The Albatross at
Genesee Valley Outdoor Learning Center

Monday, November 12, 2012

Fearless, Reckless, & Feckless

“Art is a personal act of courage, 
something one human does that 
creates change in another.” 
― Seth Godin

Visit Seth Godin's site to learn more.
As assigned reading in a graduate writing class, Seth Godin’s Linchpin: Are You Indispensable? speaks directly to his readers and puts the responsibility for their future, their careers, and their interactions squarely on their shoulders. His motivational book is a plea for the artist inside each one of us to stand up and shine.

One brief section, “Fearless, Reckless, Feckless,” immediately reminded me of my class of 8th graders. A tight-knit group of 9 students, they were preparing to graduate from middle school and spread out to various high schools.

Instead of launching into the planned yearbook activities, I assigned an essay entitled the Technology –Less Essay: Fearless, Reckless and Feckless. I first posed the question, “What use is technology if you can’t use what you find?”

The assignment required research at multiple websites and included the following components:
  • To define each term;
  • To provide an example of each term;
  • To provide a quotation representing at least one term; and
  • To indicate which quality they admired or aspired to be and why.
Their essay had specific formatting guidelines and required them to apply new word processor skills. Unaccustomed to essays in computer tech class, the students responded with either blank or incredulous stares.

One student, indeed the first one I thought of when reading this section of Linchpin, submitted a two-sentence essay: “I think that recklessness is manly and correct. I am very reckless and aspire to be even more reckless.” The head of school personally delivered the formal Teacher Note regarding his incomplete essay with my attached observation that he “certainly understands one term from the assignment.”

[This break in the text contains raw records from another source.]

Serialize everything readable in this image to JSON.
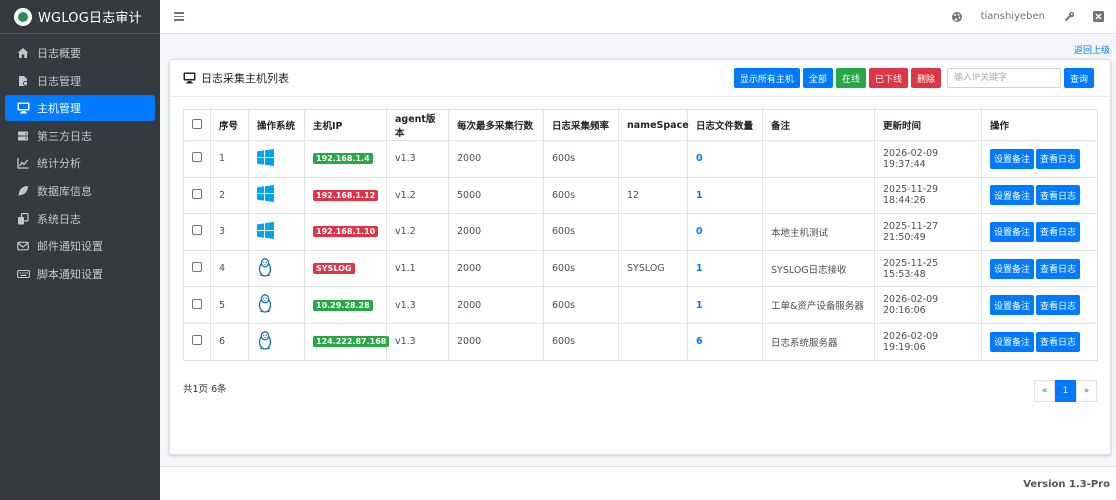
{
  "app": {
    "brand": "WGLOG日志审计"
  },
  "sidebar": {
    "items": [
      {
        "label": "日志概要",
        "icon": "home-icon",
        "active": false
      },
      {
        "label": "日志管理",
        "icon": "file-icon",
        "active": false
      },
      {
        "label": "主机管理",
        "icon": "desktop-icon",
        "active": true
      },
      {
        "label": "第三方日志",
        "icon": "server-icon",
        "active": false
      },
      {
        "label": "统计分析",
        "icon": "chart-line-icon",
        "active": false
      },
      {
        "label": "数据库信息",
        "icon": "feather-icon",
        "active": false
      },
      {
        "label": "系统日志",
        "icon": "copy-icon",
        "active": false
      },
      {
        "label": "邮件通知设置",
        "icon": "envelope-icon",
        "active": false
      },
      {
        "label": "脚本通知设置",
        "icon": "keyboard-icon",
        "active": false
      }
    ]
  },
  "topbar": {
    "username": "tianshiyeben"
  },
  "content": {
    "back_link": "返回上级"
  },
  "card": {
    "title": "日志采集主机列表",
    "buttons": {
      "show_all_hosts": "显示所有主机",
      "all": "全部",
      "online": "在线",
      "offline": "已下线",
      "delete": "删除",
      "query": "查询"
    },
    "search_placeholder": "输入IP关键字"
  },
  "table": {
    "headers": [
      "序号",
      "操作系统",
      "主机IP",
      "agent版本",
      "每次最多采集行数",
      "日志采集频率",
      "nameSpace",
      "日志文件数量",
      "备注",
      "更新时间",
      "操作"
    ],
    "rows": [
      {
        "seq": "1",
        "os": "windows",
        "ip": "192.168.1.4",
        "ip_color": "#28a745",
        "agent": "v1.3",
        "max_lines": "2000",
        "freq": "600s",
        "namespace": "",
        "file_count": "0",
        "note": "",
        "updated": "2026-02-09 19:37:44"
      },
      {
        "seq": "2",
        "os": "windows",
        "ip": "192.168.1.12",
        "ip_color": "#dc3545",
        "agent": "v1.2",
        "max_lines": "5000",
        "freq": "600s",
        "namespace": "12",
        "file_count": "1",
        "note": "",
        "updated": "2025-11-29 18:44:26"
      },
      {
        "seq": "3",
        "os": "windows",
        "ip": "192.168.1.10",
        "ip_color": "#dc3545",
        "agent": "v1.2",
        "max_lines": "2000",
        "freq": "600s",
        "namespace": "",
        "file_count": "0",
        "note": "本地主机测试",
        "updated": "2025-11-27 21:50:49"
      },
      {
        "seq": "4",
        "os": "linux",
        "ip": "SYSLOG",
        "ip_color": "#dc3545",
        "agent": "v1.1",
        "max_lines": "2000",
        "freq": "600s",
        "namespace": "SYSLOG",
        "file_count": "1",
        "note": "SYSLOG日志接收",
        "updated": "2025-11-25 15:53:48"
      },
      {
        "seq": "5",
        "os": "linux",
        "ip": "10.29.28.28",
        "ip_color": "#28a745",
        "agent": "v1.3",
        "max_lines": "2000",
        "freq": "600s",
        "namespace": "",
        "file_count": "1",
        "note": "工单&资产设备服务器",
        "updated": "2026-02-09 20:16:06"
      },
      {
        "seq": "6",
        "os": "linux",
        "ip": "124.222.87.168",
        "ip_color": "#28a745",
        "agent": "v1.3",
        "max_lines": "2000",
        "freq": "600s",
        "namespace": "",
        "file_count": "6",
        "note": "日志系统服务器",
        "updated": "2026-02-09 19:19:06"
      }
    ],
    "row_actions": {
      "set_note": "设置备注",
      "view_log": "查看日志"
    }
  },
  "pagination": {
    "summary": "共1页 6条",
    "prev": "«",
    "current": "1",
    "next": "»"
  },
  "footer": {
    "version": "Version 1.3-Pro"
  },
  "colors": {
    "accent": "#007bff",
    "success": "#28a745",
    "danger": "#dc3545",
    "sidebar_bg": "#343a40"
  }
}
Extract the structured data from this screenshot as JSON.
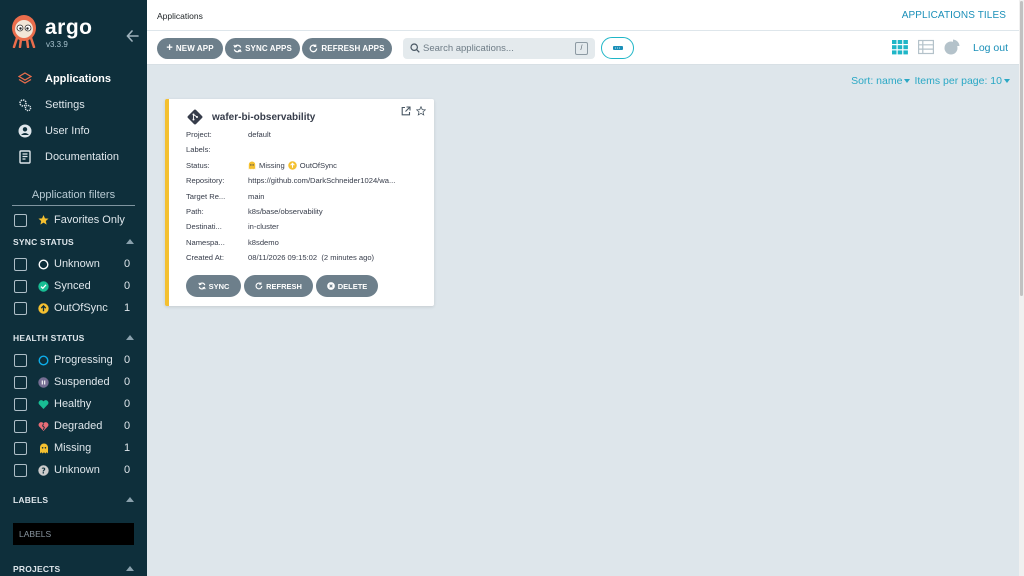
{
  "brand": {
    "name": "argo",
    "version": "v3.3.9"
  },
  "nav": [
    {
      "label": "Applications",
      "icon": "layers-icon"
    },
    {
      "label": "Settings",
      "icon": "gears-icon"
    },
    {
      "label": "User Info",
      "icon": "user-icon"
    },
    {
      "label": "Documentation",
      "icon": "book-icon"
    }
  ],
  "filters": {
    "title": "Application filters",
    "favorites": "Favorites Only",
    "sync_status": {
      "title": "SYNC STATUS",
      "items": [
        {
          "label": "Unknown",
          "count": "0",
          "color": "#ffffff"
        },
        {
          "label": "Synced",
          "count": "0",
          "color": "#18be94"
        },
        {
          "label": "OutOfSync",
          "count": "1",
          "color": "#f4c030"
        }
      ]
    },
    "health_status": {
      "title": "HEALTH STATUS",
      "items": [
        {
          "label": "Progressing",
          "count": "0",
          "color": "#0dadea"
        },
        {
          "label": "Suspended",
          "count": "0",
          "color": "#766f94"
        },
        {
          "label": "Healthy",
          "count": "0",
          "color": "#18be94"
        },
        {
          "label": "Degraded",
          "count": "0",
          "color": "#e96d76"
        },
        {
          "label": "Missing",
          "count": "1",
          "color": "#f4c030"
        },
        {
          "label": "Unknown",
          "count": "0",
          "color": "#cccccc"
        }
      ]
    },
    "labels_title": "LABELS",
    "labels_placeholder": "LABELS",
    "projects_title": "PROJECTS"
  },
  "header": {
    "title": "Applications",
    "view": "APPLICATIONS TILES"
  },
  "toolbar": {
    "new_app": "NEW APP",
    "sync_apps": "SYNC APPS",
    "refresh_apps": "REFRESH APPS",
    "search_placeholder": "Search applications...",
    "search_shortcut": "/",
    "logout": "Log out"
  },
  "sort": {
    "sort_label": "Sort: name",
    "items_label": "Items per page: 10"
  },
  "app_card": {
    "name": "wafer-bi-observability",
    "fields": [
      {
        "key": "Project:",
        "value": "default"
      },
      {
        "key": "Labels:",
        "value": ""
      },
      {
        "key": "Status:",
        "value": "Missing",
        "value2": "OutOfSync"
      },
      {
        "key": "Repository:",
        "value": "https://github.com/DarkSchneider1024/wa..."
      },
      {
        "key": "Target Re...",
        "value": "main"
      },
      {
        "key": "Path:",
        "value": "k8s/base/observability"
      },
      {
        "key": "Destinati...",
        "value": "in-cluster"
      },
      {
        "key": "Namespa...",
        "value": "k8sdemo"
      },
      {
        "key": "Created At:",
        "value": "08/11/2026 09:15:02  (2 minutes ago)"
      }
    ],
    "buttons": {
      "sync": "SYNC",
      "refresh": "REFRESH",
      "delete": "DELETE"
    },
    "accent": "#f4c030"
  }
}
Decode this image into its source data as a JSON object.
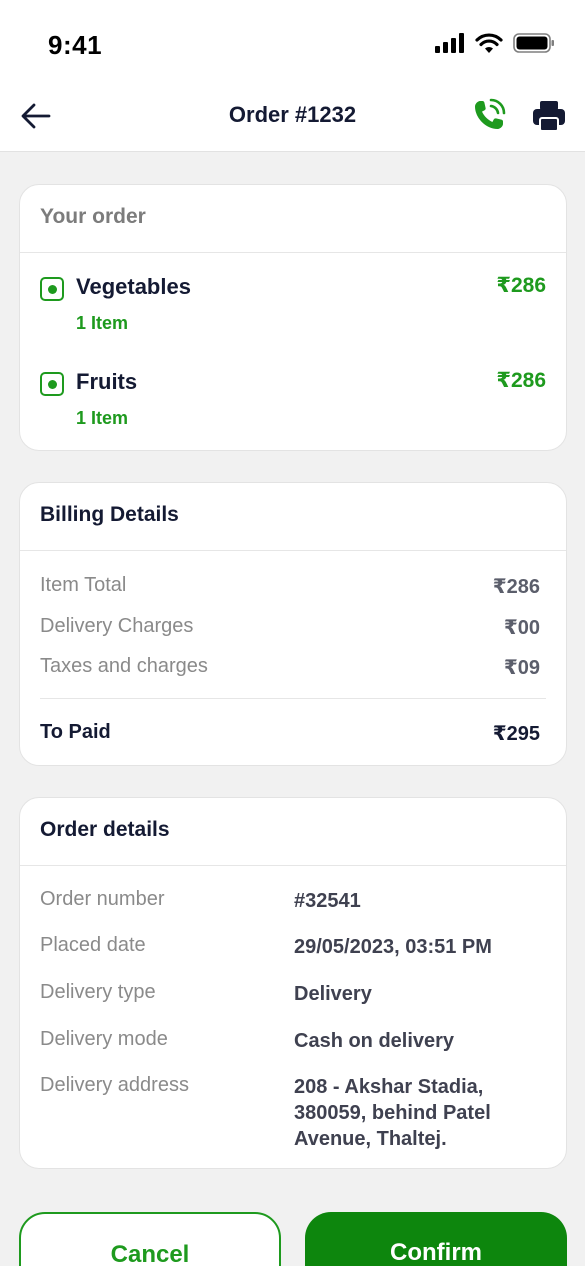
{
  "status_bar": {
    "time": "9:41"
  },
  "header": {
    "title": "Order #1232"
  },
  "your_order": {
    "title": "Your order",
    "items": [
      {
        "name": "Vegetables",
        "count": "1 Item",
        "price": "₹286"
      },
      {
        "name": "Fruits",
        "count": "1 Item",
        "price": "₹286"
      }
    ]
  },
  "billing": {
    "title": "Billing Details",
    "rows": [
      {
        "label": "Item Total",
        "value": "₹286"
      },
      {
        "label": "Delivery Charges",
        "value": "₹00"
      },
      {
        "label": "Taxes and charges",
        "value": "₹09"
      }
    ],
    "total": {
      "label": "To Paid",
      "value": "₹295"
    }
  },
  "order_details": {
    "title": "Order details",
    "rows": [
      {
        "label": "Order number",
        "value": "#32541"
      },
      {
        "label": "Placed date",
        "value": "29/05/2023, 03:51 PM"
      },
      {
        "label": "Delivery type",
        "value": "Delivery"
      },
      {
        "label": "Delivery mode",
        "value": "Cash on delivery"
      },
      {
        "label": "Delivery address",
        "value": "208 - Akshar Stadia, 380059, behind Patel Avenue, Thaltej."
      }
    ]
  },
  "actions": {
    "cancel": "Cancel",
    "confirm": "Confirm"
  },
  "colors": {
    "accent": "#1e9a1e",
    "confirm_bg": "#0d860d",
    "background": "#f1f1f1"
  }
}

Students submitted essays with their interpretation of fearless, reckless and feckless. The class discussions about the true meaning of these words and their aspirations sparked a animated debate. One student struggled with writing, yet made an amazing conclusion. She found that we each represent all of these terms at different times. She aspired to learn from her recklessness, face her fears, and find her way back to responsibility from fecklessness.

After they presented their papers to the class, the group collaborated to select the strongest parts of each individual essay and build a collection of all components. Each student contributed a sentence or two to the group compilation, remastering a class representation of the assignment. The students each read their contribution, while we recorded an audio version of the class compilation. From defiant stares to total engagement, the students proved they are learning to be indispensable. 

Overall, I enjoyed Godin's easy-to-digest approach to challenging readers to find their gifts and figure out what to do rather than waiting for instructions. It preaches a heavy dose of enthusiasm to pump up the reader, but one that works well in the context of Godin's motivational message.